In 2020, we surveyed 114 wildlife conservationists, environmentalists and government officers in Vietnam to understand the sexual harassment situation in conservation sector.Despite most participants felt that their work environment was generally free from sexual harassment, 5 out of 6 respondents had directly experienced sexual harassment in some forms. The most frequently reported types of sexual harassment were verbal, but physical forms, including attempted or actual sexual assaults, were also reported. Sexual harassment occurred regardless of gender or position within an organisation, although women are more likely to experience it than their male counterparts.
The overtly male-dominated environment of biodiversity conservation fieldwork can also
present safety issues both for women and men who do not conform to normative forms of
masculinity, which in turn may expose them to harassment and violence.
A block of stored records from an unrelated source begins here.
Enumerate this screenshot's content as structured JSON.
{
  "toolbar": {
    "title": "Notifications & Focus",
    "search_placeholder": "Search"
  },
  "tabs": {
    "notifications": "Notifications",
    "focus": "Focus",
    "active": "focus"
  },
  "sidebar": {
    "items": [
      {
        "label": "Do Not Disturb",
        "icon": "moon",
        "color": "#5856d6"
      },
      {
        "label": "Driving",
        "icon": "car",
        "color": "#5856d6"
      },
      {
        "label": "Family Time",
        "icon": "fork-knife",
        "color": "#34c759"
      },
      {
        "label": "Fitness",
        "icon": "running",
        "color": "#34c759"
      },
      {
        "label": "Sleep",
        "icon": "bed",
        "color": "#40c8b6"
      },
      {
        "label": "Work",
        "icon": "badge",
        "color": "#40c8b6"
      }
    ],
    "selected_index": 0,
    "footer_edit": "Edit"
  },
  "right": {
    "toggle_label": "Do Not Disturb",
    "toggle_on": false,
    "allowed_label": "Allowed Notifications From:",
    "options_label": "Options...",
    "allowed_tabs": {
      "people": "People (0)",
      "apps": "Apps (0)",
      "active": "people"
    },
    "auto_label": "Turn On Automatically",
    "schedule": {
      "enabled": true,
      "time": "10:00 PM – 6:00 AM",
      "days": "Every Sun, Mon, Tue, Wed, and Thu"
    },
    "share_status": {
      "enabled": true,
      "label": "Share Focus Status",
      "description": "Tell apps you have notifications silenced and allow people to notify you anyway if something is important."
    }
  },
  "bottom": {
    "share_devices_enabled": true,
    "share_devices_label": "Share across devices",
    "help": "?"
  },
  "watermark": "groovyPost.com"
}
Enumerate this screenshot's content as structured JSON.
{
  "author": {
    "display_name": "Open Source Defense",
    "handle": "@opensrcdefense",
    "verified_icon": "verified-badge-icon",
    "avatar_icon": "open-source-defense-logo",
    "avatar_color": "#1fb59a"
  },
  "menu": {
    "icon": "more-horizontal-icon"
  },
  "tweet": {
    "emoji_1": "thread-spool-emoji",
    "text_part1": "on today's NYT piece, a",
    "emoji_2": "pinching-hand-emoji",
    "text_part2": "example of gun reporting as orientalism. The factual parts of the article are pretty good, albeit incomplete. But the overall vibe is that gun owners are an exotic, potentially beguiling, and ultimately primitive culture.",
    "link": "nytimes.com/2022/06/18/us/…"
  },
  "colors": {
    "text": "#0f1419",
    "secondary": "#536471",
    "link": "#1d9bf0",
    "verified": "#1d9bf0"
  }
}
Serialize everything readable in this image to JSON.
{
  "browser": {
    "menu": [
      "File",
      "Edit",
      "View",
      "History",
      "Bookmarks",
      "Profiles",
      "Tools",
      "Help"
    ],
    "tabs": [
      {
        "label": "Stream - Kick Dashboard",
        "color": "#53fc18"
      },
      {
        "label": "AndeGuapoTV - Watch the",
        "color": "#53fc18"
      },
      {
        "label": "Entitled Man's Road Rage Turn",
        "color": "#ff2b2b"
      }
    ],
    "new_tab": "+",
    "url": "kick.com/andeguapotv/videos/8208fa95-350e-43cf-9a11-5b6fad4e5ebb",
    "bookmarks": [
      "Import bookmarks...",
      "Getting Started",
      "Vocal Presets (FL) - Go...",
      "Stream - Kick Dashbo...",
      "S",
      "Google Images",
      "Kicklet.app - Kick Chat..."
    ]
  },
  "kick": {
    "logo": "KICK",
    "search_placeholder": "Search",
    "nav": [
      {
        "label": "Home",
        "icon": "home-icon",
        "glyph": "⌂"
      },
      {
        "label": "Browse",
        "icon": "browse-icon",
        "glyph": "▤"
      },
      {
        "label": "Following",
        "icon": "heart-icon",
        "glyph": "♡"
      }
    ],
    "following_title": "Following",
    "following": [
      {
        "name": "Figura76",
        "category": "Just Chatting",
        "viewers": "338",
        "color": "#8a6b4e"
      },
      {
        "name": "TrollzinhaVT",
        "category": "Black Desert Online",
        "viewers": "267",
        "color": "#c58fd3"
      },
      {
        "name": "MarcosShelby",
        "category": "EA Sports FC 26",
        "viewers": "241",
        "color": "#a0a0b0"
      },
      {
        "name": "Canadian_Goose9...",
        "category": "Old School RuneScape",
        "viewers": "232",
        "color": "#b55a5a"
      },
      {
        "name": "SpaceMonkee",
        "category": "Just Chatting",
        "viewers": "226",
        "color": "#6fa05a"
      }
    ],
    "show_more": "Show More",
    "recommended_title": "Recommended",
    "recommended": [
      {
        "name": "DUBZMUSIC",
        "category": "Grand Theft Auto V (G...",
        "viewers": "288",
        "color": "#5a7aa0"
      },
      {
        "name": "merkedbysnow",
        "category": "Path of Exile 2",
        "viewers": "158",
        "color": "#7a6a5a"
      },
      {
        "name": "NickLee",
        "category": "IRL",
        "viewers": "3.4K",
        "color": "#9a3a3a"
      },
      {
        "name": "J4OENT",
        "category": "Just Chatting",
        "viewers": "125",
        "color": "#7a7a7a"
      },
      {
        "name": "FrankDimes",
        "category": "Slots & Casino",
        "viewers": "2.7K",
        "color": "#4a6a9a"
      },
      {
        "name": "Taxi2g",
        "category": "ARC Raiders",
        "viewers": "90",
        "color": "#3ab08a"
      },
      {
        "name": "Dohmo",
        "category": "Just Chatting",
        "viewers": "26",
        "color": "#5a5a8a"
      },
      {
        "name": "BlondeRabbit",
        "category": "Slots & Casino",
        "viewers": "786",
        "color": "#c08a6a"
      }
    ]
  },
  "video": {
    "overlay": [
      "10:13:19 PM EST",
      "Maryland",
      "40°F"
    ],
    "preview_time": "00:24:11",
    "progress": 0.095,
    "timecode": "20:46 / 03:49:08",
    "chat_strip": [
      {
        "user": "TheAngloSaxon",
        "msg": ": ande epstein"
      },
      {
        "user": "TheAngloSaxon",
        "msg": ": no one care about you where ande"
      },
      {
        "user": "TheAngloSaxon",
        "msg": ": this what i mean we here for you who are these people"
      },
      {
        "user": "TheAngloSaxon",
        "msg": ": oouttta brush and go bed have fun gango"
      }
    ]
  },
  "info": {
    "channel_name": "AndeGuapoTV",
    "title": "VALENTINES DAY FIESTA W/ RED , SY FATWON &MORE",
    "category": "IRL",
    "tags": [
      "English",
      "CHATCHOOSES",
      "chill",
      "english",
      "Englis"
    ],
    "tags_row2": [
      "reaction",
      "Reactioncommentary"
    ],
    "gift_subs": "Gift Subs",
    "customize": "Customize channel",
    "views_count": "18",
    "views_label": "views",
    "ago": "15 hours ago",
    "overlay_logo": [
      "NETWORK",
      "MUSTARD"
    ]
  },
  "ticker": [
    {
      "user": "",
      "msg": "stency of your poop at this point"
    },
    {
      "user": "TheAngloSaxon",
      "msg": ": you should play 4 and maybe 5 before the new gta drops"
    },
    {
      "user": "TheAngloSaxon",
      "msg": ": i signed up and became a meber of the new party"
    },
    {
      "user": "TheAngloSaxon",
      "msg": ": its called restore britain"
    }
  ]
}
These challenges
can prove to be career limiting: female scientists are more likely to resign early than women in other professions (Glass et al., 2013), especially when they are having to work in unfair, unsafe environments due to issuessuch as sexual harassment (Clancy et al., 2014).
Ultimately, these issues of inequality undermine our ability within the conservation sector to achieve our key goals of biodiversity protection and ecological stewardship (Matulis &Moyer, 2016; Tallis &
These guidelines aim to support you and your organization to put mechanisms in places to prevent and respond to GBV in their working environment .